I wrote this letter to the editor on March 22, 2019 and have sent it to the Ottawa Citizen:
I read with interest this morning’s Ottawa Citizen article, “City’s public consultation yields Sparks Street vision,” and went down to 79 Sparks to check it all out.
I was disappointed to learn that there is no direct reference to Canada’s most famous address, 56 Sparks Street, nor to the celebrated woman who made this address so well known across Canada, Dr. Lotta Hitschmanova, CC (1909-1990).
“I am one of those tourists who went looking for 56 Sparks St Ottawa. It was around 2015 and my first summer trip to Ottawa. My main goal was to find 56 Sparks St, which I did, just a number above a door, but it was rewarding to actually see it. And Sparks St was amazing, stone covered and no vehicles. The buskers were fascinating. I highly recommend a visit to this historic street.”
Let’s take a tip from the Oscar Peterson memorial at the National Arts Centre: his music can be heard alongside Ruth Abernethy’s amazing sculpture.
If Thomas Brawn’s proposal could also be implemented, imagine all those visitors to Ottawa strolling down this pedestrian mall, checking out the Sparks Street app on their smart phones, suddenly hearing this voice from the past, having a listen, perhaps taking a photo or two to show the folks back home.
Brilliant idea, and Ottawa tourism would be a direct beneficiary.
David Rain, Ottawa
(Editor’s note: David Rain established a blog in memory of Lotta Hitschmanova: lotta56sparks.ca)
“I experienced personally how much it hurts to be hungry. To be a refugee, to be without a home, to be without country, to be without friends. And this is something dreadful; you have no more roots, you have no one to turn to.” – Lotta Hitschmanova
June 20, 2018. Today is World Refugee Day, a time to reflect on the millions of refugees and displaced persons around the world.
A wonderful new book has just been published: 150 Canadian Stories of Peace.
I am honoured that my story about Lotta Hitschmanova – “Remembering a Soldier of Peace“- has been included in this anthology, which was compiled by Gordon Breedyk, Mony Dojeiji, Koozma J. Tarasoff and Evelyn Voigt.
Dr. Lotta Hitschmanova (1909-1990) was a World War II refugee who made a lasting impact on her adopted country and acted as a Canadian ambassador for peace around the world.

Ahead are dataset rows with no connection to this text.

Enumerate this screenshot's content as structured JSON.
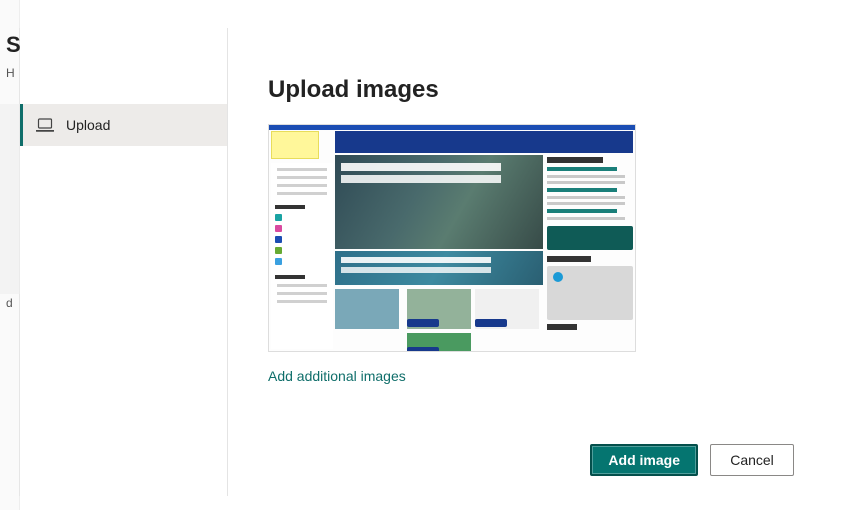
{
  "background": {
    "letter": "S",
    "sub": "H",
    "trail": "d"
  },
  "sidebar": {
    "items": [
      {
        "label": "Upload",
        "icon": "laptop-icon",
        "active": true
      }
    ]
  },
  "dialog": {
    "title": "Upload images",
    "add_more_label": "Add additional images"
  },
  "footer": {
    "primary_label": "Add image",
    "secondary_label": "Cancel"
  },
  "thumbnail": {
    "alt": "SharePoint intranet homepage preview"
  }
}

What could possibly link together such a diverse group of beloved Canadians: a singer, a pianist, a hockey player and a humanitarian?
Could it be that each became household names far beyond the borders of Canada? That starting from very humble beginnings, each has made an enduring mark in their respective professions? Or might it be the uniforms that both Lotta and Jean Béliveau wore? Continue reading →